Entries from a dataset of interfaces

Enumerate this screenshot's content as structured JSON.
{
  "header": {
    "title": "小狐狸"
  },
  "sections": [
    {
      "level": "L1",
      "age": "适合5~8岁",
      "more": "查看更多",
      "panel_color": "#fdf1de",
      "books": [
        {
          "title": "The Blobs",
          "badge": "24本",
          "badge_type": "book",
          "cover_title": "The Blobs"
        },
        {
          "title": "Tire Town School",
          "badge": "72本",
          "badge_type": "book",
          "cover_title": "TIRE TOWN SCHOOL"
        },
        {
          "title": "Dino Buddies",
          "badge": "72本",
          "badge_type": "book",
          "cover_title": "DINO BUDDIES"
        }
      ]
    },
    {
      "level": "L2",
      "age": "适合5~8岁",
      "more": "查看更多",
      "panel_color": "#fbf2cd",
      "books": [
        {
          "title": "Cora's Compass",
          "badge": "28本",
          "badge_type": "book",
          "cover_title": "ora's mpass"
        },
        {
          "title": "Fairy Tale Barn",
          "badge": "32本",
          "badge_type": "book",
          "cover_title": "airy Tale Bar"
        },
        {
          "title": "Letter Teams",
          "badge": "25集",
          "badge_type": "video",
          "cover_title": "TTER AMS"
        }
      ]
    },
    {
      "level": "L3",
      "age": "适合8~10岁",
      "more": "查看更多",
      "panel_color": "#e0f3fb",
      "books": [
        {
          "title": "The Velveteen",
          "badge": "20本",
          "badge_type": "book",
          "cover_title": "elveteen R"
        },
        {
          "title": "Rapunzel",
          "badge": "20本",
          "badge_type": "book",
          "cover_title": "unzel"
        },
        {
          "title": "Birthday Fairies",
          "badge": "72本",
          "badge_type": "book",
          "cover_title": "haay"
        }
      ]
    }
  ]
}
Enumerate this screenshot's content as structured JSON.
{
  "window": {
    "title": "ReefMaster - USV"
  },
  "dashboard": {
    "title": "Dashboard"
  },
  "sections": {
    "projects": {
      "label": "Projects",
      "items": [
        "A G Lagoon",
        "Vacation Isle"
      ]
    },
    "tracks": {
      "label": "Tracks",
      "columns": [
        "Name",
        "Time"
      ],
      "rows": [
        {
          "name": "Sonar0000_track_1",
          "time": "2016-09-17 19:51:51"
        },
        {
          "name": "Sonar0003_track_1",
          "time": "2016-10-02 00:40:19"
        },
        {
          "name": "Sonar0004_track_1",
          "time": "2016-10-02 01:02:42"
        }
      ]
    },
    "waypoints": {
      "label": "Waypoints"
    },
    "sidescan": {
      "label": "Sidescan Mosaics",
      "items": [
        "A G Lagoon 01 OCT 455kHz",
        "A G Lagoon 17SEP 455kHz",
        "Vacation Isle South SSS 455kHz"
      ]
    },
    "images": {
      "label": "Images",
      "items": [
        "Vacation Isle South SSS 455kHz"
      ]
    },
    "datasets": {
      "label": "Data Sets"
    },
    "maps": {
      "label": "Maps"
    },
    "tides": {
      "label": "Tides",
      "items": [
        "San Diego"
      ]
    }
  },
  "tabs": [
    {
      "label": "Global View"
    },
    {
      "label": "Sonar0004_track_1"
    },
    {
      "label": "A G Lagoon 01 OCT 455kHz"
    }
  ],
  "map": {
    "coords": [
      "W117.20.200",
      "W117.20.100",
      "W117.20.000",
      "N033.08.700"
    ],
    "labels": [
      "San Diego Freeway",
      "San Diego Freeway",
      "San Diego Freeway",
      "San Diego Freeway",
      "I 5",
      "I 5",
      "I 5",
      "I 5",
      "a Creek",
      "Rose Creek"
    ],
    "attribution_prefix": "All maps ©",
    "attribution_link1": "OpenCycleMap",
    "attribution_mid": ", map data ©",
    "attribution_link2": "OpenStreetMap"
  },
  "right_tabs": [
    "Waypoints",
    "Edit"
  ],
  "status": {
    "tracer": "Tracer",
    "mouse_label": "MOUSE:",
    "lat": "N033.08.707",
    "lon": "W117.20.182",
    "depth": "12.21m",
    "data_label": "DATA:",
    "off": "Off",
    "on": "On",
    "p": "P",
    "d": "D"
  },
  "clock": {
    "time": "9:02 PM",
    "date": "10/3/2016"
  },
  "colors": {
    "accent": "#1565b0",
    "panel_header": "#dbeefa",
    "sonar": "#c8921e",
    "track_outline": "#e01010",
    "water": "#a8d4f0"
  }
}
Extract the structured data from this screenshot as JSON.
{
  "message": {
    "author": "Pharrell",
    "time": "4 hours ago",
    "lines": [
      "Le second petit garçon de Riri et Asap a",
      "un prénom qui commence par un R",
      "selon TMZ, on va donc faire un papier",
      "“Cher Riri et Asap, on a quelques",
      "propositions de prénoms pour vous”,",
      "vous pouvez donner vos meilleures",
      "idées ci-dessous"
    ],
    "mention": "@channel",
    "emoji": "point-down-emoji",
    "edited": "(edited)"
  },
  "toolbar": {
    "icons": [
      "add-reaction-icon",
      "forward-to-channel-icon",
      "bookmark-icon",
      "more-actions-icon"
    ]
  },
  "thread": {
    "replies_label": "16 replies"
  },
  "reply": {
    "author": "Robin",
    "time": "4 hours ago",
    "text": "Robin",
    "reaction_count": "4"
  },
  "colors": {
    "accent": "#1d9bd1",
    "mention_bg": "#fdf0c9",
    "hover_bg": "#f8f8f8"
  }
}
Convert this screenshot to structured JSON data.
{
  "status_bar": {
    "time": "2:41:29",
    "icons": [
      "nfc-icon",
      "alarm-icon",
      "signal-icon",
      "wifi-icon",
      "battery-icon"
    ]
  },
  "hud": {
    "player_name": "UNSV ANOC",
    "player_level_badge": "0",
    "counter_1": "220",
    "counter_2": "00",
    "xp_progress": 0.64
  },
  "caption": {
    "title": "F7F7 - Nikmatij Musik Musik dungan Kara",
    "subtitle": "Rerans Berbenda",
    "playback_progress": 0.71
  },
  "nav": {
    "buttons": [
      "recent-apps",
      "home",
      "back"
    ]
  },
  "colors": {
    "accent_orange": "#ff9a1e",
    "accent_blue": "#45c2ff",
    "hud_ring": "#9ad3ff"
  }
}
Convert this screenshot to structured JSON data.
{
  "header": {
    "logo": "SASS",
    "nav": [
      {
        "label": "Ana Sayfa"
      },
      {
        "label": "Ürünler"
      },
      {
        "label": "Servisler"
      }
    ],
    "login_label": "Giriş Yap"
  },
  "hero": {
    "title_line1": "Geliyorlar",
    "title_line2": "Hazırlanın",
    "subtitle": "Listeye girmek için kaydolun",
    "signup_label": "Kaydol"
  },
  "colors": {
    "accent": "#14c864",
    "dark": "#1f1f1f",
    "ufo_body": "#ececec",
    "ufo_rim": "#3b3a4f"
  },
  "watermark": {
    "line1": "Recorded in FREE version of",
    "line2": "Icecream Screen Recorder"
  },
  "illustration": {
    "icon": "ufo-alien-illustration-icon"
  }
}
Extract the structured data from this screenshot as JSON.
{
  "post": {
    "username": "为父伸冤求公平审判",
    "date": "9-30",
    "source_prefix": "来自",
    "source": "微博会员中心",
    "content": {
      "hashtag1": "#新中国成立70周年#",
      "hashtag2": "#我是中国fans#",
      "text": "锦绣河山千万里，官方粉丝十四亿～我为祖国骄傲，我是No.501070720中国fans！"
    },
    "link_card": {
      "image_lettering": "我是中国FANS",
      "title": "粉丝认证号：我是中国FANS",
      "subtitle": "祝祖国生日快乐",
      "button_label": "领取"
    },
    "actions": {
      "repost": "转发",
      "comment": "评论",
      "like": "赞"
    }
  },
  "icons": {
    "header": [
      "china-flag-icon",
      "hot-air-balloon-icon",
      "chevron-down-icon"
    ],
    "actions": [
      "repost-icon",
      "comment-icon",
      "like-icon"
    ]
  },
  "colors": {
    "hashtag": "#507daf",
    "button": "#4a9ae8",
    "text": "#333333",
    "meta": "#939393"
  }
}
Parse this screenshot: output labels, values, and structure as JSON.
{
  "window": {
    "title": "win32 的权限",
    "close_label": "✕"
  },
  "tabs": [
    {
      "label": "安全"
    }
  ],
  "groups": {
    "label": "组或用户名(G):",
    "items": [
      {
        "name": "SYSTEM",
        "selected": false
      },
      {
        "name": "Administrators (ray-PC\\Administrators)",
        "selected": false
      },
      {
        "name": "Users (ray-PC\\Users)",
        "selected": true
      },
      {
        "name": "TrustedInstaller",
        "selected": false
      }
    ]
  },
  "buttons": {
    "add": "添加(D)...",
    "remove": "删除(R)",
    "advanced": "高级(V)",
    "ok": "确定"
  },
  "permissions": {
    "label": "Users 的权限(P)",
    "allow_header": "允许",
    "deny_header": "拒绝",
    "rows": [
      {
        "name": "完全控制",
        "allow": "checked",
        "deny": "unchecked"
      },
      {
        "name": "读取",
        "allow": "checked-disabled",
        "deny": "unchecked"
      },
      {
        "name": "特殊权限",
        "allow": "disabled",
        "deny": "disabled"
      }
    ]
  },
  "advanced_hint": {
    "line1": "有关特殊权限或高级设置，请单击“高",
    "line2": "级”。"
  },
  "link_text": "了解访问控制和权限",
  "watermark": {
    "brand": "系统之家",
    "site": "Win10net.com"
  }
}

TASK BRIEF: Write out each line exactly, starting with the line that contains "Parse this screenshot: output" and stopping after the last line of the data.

EXERCISE RESPONSE:
Parse this screenshot: output labels, values, and structure as JSON.
{
  "window": {
    "title": "win32 的权限",
    "close_label": "✕"
  },
  "tabs": [
    {
      "label": "安全"
    }
  ],
  "groups": {
    "label": "组或用户名(G):",
    "items": [
      {
        "name": "SYSTEM",
        "selected": false
      },
      {
        "name": "Administrators (ray-PC\\Administrators)",
        "selected": false
      },
      {
        "name": "Users (ray-PC\\Users)",
        "selected": true
      },
      {
        "name": "TrustedInstaller",
        "selected": false
      }
    ]
  },
  "buttons": {
    "add": "添加(D)...",
    "remove": "删除(R)",
    "advanced": "高级(V)",
    "ok": "确定"
  },
  "permissions": {
    "label": "Users 的权限(P)",
    "allow_header": "允许",
    "deny_header": "拒绝",
    "rows": [
      {
        "name": "完全控制",
        "allow": "checked",
        "deny": "unchecked"
      },
      {
        "name": "读取",
        "allow": "checked-disabled",
        "deny": "unchecked"
      },
      {
        "name": "特殊权限",
        "allow": "disabled",
        "deny": "disabled"
      }
    ]
  },
  "advanced_hint": {
    "line1": "有关特殊权限或高级设置，请单击“高",
    "line2": "级”。"
  },
  "link_text": "了解访问控制和权限",
  "watermark": {
    "brand": "系统之家",
    "site": "Win10net.com"
  }
}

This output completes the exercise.